Systems work alongside various structures to help a congregation to move forward in their sacred calling. Our bodies have a number of systems that work together to keep us healthy, the gastrointestinal tract, bones and nervous systems carry out their various functions. Every congregation has ways (systems) in which they monitor the health of the church and encourage people to grow as a community. Systems ask the questions: Do the structures we have bring synergy and energy to our vision? What are the written and unwritten rules that shape our culture? What behaviors are considered faithful to the church’s sense of calling and thus celebrated? What behaviors are considered disloyal to the vision and thus frowned upon or punished?
So what is your strategy, and does everyone in the congregation know how you intend to fulfill God’s calling together?
Ethics: What does it mean to be faithful and fruitful? (Missional Marks)
Every community has moral convictions that inform how the community lives, which are the ethics of the group. . When talking about ethics, I’m talking about being, doing and reflecting. Because missional leaders understand that doing proceeds from being, they help people understand who they are in Christ prior to what he has called them to do. Because of who we are, we live differently. Doing is about walking in the power of the Spirit and bearing the fruit of the spirit. And when being and doing are combined with reflecting, we engage in praxis, where the process of action and reflection, practice and thought is repeated cyclically, each informing the other.
What does it mean to be faithful and fruitful is one of the most important questions that church planters and their teams must ask themselves. How you answer this question shapes how you answer the other questions. For if your understanding of success is shallow, i.e. centered on butts (how many people come to a service), bucks, and your building, then go ahead and just be a full blown pragmatist, without any thought of theological reflection. People who have a shallow definition of success don’t give much time considering the means; it’s all about the ends. But those who are more thoughtful understand that the means determine the ends. I talk about this more in depth in Creating a Missional Culture. What if answering the question of being faithful and fruitful was about how many people are mature disciples living in the world, for the sake of the world, in the way of Christ, where they consistently bear the fruit of the Spirit in their lives?
Phillip Kenneson, in his book, Life on the Vine, gives a vivid picture of what it means to be a mature community of faith. Using the fruit of the Spirit listed in Galatians, he offers a picture of what Christ is seeking to do in and through us. A mature community cultivates a lifestyle of love in the midst of market-style exchanges; a lifestyle of joy in the midst of manufactured desire, peace in the midst of fragmentation, patience in the midst of productivity, kindness in the midst of self-sufficiency, goodness in the midst of self-help, faithfulness in the midst of impermanence, gentleness in the midst of aggression, and self-control in the midst of addiction.
So what does it mean to be faithful and fruitful? What are the missional marks of your congregation?
Understanding the various elements of culture not only helps you to exegete your neighborhood well, but it helps you to know how to form a missional culture in the congregation that you serve as well.

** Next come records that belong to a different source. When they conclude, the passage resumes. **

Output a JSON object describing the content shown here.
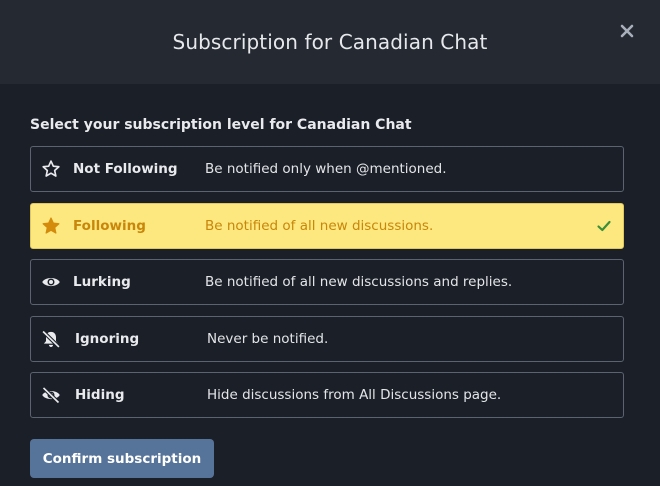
{
  "dialog": {
    "title": "Subscription for Canadian Chat",
    "intro": "Select your subscription level for Canadian Chat"
  },
  "options": [
    {
      "icon": "star-outline-icon",
      "label": "Not Following",
      "description": "Be notified only when @mentioned.",
      "selected": false
    },
    {
      "icon": "star-filled-icon",
      "label": "Following",
      "description": "Be notified of all new discussions.",
      "selected": true
    },
    {
      "icon": "eye-icon",
      "label": "Lurking",
      "description": "Be notified of all new discussions and replies.",
      "selected": false
    },
    {
      "icon": "bell-off-icon",
      "label": "Ignoring",
      "description": "Never be notified.",
      "selected": false
    },
    {
      "icon": "eye-slash-icon",
      "label": "Hiding",
      "description": "Hide discussions from All Discussions page.",
      "selected": false
    }
  ],
  "confirm_label": "Confirm subscription",
  "colors": {
    "background": "#1b1f27",
    "header": "#242932",
    "selected_background": "#fde77f",
    "selected_text": "#c8860a",
    "check": "#3a8f3a",
    "button": "#567399"
  }
}
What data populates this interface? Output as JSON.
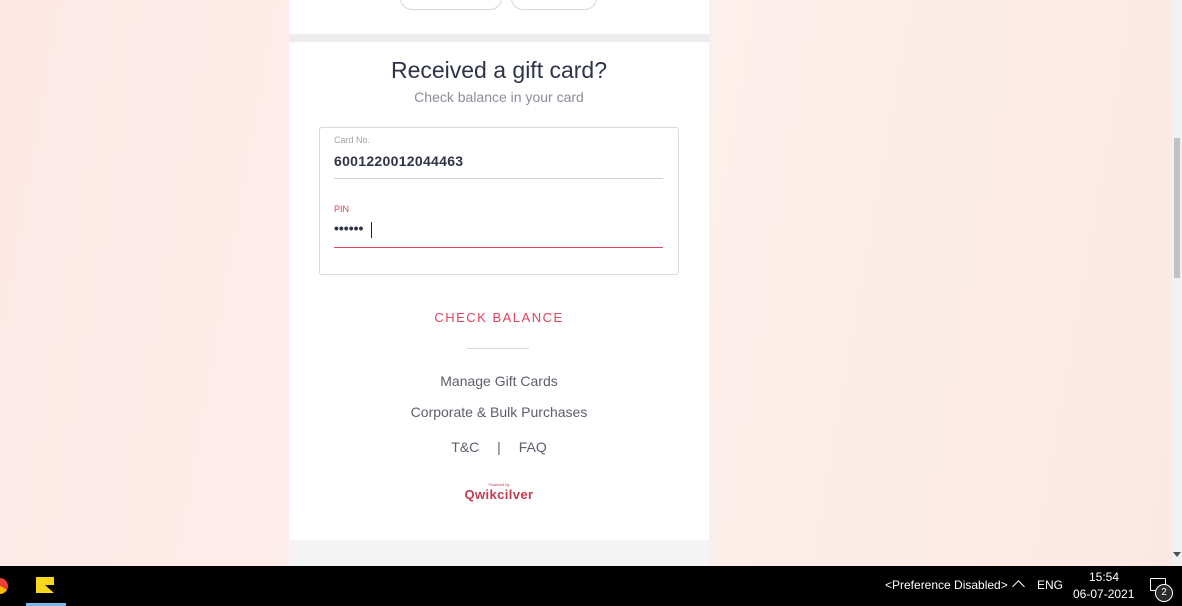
{
  "gift_card": {
    "title": "Received a gift card?",
    "subtitle": "Check balance in your card",
    "card_no_label": "Card No.",
    "card_no_value": "6001220012044463",
    "pin_label": "PIN",
    "pin_value": "••••••",
    "check_balance": "CHECK BALANCE"
  },
  "links": {
    "manage": "Manage Gift Cards",
    "corporate": "Corporate & Bulk Purchases",
    "tnc": "T&C",
    "separator": "|",
    "faq": "FAQ"
  },
  "brand": {
    "powered_by": "Powered by",
    "name": "Qwikcilver",
    "color": "#c63a4e"
  },
  "accent_color": "#e4405f",
  "taskbar": {
    "preference": "<Preference Disabled>",
    "language": "ENG",
    "time": "15:54",
    "date": "06-07-2021",
    "notification_count": "2"
  }
}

Latest posts by JR Woodward (see all)
- Film as a Form of Mass (Theology at the Theater, Part 2) - Feb 27, 2017
- What has Hollywood to do with Jerusalem? (Theology at the Theater, part 1) - Feb 23, 2017
- The Key to Movement - Oct 12, 2016